Excerpts from a dataset:
>>>

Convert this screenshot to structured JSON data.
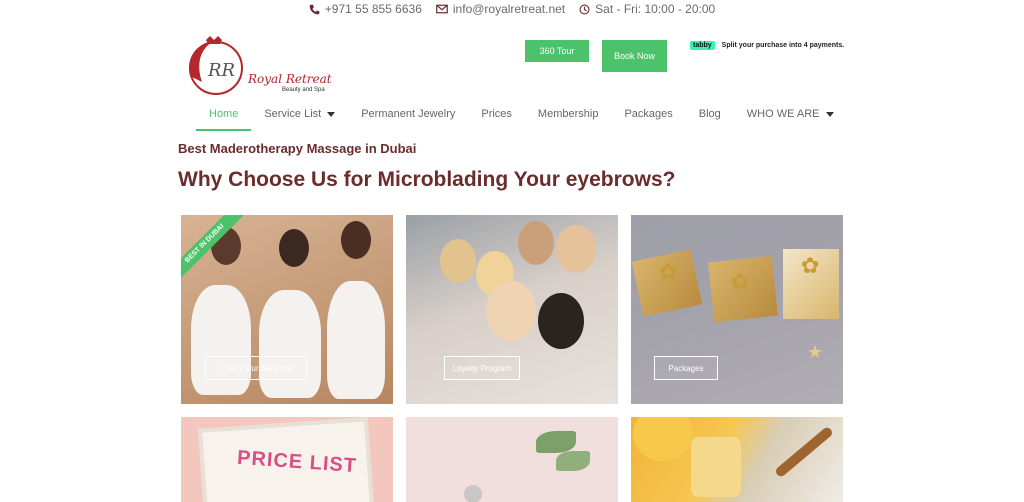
{
  "topbar": {
    "phone": "+971 55 855 6636",
    "email": "info@royalretreat.net",
    "hours": "Sat - Fri: 10:00 - 20:00"
  },
  "brand": {
    "name": "Royal Retreat",
    "tagline": "Beauty and Spa",
    "monogram": "RR",
    "color": "#b3272d"
  },
  "header": {
    "tour_label": "360 Tour",
    "book_label": "Book Now",
    "tabby_badge": "tabby",
    "tabby_text": "Split your purchase into 4 payments."
  },
  "nav": {
    "items": [
      {
        "label": "Home",
        "active": true
      },
      {
        "label": "Service List",
        "dropdown": true
      },
      {
        "label": "Permanent Jewelry"
      },
      {
        "label": "Prices"
      },
      {
        "label": "Membership"
      },
      {
        "label": "Packages"
      },
      {
        "label": "Blog"
      },
      {
        "label": "WHO WE ARE",
        "dropdown": true
      }
    ]
  },
  "content": {
    "subheading": "Best Maderotherapy Massage in Dubai",
    "heading": "Why Choose Us for Microblading Your eyebrows?"
  },
  "cards": [
    {
      "button": "Check Our Services",
      "ribbon": "BEST IN DUBAI"
    },
    {
      "button": "Loyalty Program"
    },
    {
      "button": "Packages"
    },
    {
      "sign": "PRICE LIST"
    },
    {},
    {}
  ],
  "colors": {
    "accent_green": "#4cc36a",
    "heading_maroon": "#6b2c2c",
    "tabby_green": "#3bf0b0"
  },
  "icons": [
    "phone-icon",
    "envelope-icon",
    "clock-icon",
    "caret-down-icon"
  ]
}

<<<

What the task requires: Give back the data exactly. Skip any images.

Written answer:
Convert this screenshot to structured JSON data.
{
  "topbar": {
    "phone": "+971 55 855 6636",
    "email": "info@royalretreat.net",
    "hours": "Sat - Fri: 10:00 - 20:00"
  },
  "brand": {
    "name": "Royal Retreat",
    "tagline": "Beauty and Spa",
    "monogram": "RR",
    "color": "#b3272d"
  },
  "header": {
    "tour_label": "360 Tour",
    "book_label": "Book Now",
    "tabby_badge": "tabby",
    "tabby_text": "Split your purchase into 4 payments."
  },
  "nav": {
    "items": [
      {
        "label": "Home",
        "active": true
      },
      {
        "label": "Service List",
        "dropdown": true
      },
      {
        "label": "Permanent Jewelry"
      },
      {
        "label": "Prices"
      },
      {
        "label": "Membership"
      },
      {
        "label": "Packages"
      },
      {
        "label": "Blog"
      },
      {
        "label": "WHO WE ARE",
        "dropdown": true
      }
    ]
  },
  "content": {
    "subheading": "Best Maderotherapy Massage in Dubai",
    "heading": "Why Choose Us for Microblading Your eyebrows?"
  },
  "cards": [
    {
      "button": "Check Our Services",
      "ribbon": "BEST IN DUBAI"
    },
    {
      "button": "Loyalty Program"
    },
    {
      "button": "Packages"
    },
    {
      "sign": "PRICE LIST"
    },
    {},
    {}
  ],
  "colors": {
    "accent_green": "#4cc36a",
    "heading_maroon": "#6b2c2c",
    "tabby_green": "#3bf0b0"
  },
  "icons": [
    "phone-icon",
    "envelope-icon",
    "clock-icon",
    "caret-down-icon"
  ]
}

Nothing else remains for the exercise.